Reminds of the Jim Rohn Quote
"Set a goal to become a millionaire for what it makes of you to achieve it.
Do it for the skills you have to learn and the person you have to become"
The 3 Fundamentals of "10x" Growth | 10x is Easier than 2x Series - Part 1 | Dr. Benjamin Hardy - YouTube
E298 Dr. Benjamin Hardy - Why 10x is Easier than 2x and How You Can Achieve More By Doing Less - YouTube
10X Is Easier Than 2X Feat. Dan Sullivan - YouTube
2 BIGGEST Ideas From The 10X RULE | Dr. Benjamin Hardy - YouTube
Dr. Teller holds a Bachelor of Science in computer science from Stanford University, Master of Science in symbolic and heuristic computation, also from Stanford University, and a Ph.D. in artificial intelligence from Carnegie Mellon University
Moonshot Thinking from Astro Teller - YouTube
Astro Teller, Captain of X, The Moonshot Factory with George Lee - YouTube
Google X Head on Moonshots: 10X Is Easier Than 10 Percent | WIREDIt’s often easier to make something 10 times better
than it is to make it 10 percent better

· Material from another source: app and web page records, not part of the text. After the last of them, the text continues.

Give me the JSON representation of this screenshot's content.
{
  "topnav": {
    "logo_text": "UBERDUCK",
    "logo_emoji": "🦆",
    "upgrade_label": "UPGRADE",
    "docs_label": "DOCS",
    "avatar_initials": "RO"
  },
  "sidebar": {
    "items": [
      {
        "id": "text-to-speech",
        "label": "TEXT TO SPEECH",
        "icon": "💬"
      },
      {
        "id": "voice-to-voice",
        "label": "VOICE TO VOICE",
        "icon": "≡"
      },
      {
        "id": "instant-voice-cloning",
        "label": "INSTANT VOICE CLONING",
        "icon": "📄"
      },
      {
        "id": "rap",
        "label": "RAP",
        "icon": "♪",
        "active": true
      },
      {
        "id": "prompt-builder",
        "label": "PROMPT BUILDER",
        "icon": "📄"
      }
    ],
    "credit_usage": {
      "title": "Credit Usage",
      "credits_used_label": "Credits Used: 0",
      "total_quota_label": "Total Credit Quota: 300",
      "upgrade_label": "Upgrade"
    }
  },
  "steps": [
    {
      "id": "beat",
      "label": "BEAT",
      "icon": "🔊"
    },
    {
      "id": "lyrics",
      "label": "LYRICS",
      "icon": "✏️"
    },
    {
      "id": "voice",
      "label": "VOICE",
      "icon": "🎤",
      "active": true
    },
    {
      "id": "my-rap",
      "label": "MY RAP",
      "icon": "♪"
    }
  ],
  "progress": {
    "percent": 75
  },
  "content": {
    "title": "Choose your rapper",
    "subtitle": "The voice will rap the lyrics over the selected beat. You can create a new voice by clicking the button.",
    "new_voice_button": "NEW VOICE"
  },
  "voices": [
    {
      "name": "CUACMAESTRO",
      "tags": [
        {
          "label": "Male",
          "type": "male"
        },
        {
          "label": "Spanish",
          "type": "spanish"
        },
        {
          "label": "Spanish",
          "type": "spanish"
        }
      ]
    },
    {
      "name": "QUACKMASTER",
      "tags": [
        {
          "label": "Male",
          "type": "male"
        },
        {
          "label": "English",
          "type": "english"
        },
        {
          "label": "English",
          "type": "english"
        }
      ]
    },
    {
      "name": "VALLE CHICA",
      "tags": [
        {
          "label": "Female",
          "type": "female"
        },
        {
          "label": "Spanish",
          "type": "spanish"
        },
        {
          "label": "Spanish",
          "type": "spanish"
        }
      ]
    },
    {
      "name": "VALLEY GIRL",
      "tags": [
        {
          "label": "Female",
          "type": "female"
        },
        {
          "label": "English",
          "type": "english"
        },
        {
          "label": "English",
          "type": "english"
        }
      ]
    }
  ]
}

Because when you’re working to make things 10 percent better, you inevitably focus on the existing tools and assumptions, and on building on top of an existing solution that many people have already spent a lot of time thinking about. Such incremental progress is driven by extra effort, extra money, and extra resources. It’s tempting to feel improving things this way means we’re being good soldiers, with the grit and perseverance to continue where others may have failed -- but most of the time we find ourselves stuck in the same old slog. But when you aim for a 10x gain, you lean instead on bravery and creativity -- the kind that, literally and metaphorically, can put a man on the moon.
Astro Teller, CEO of X - How to Think 10x Bigger (#309) - The Blog of Author Tim Ferriss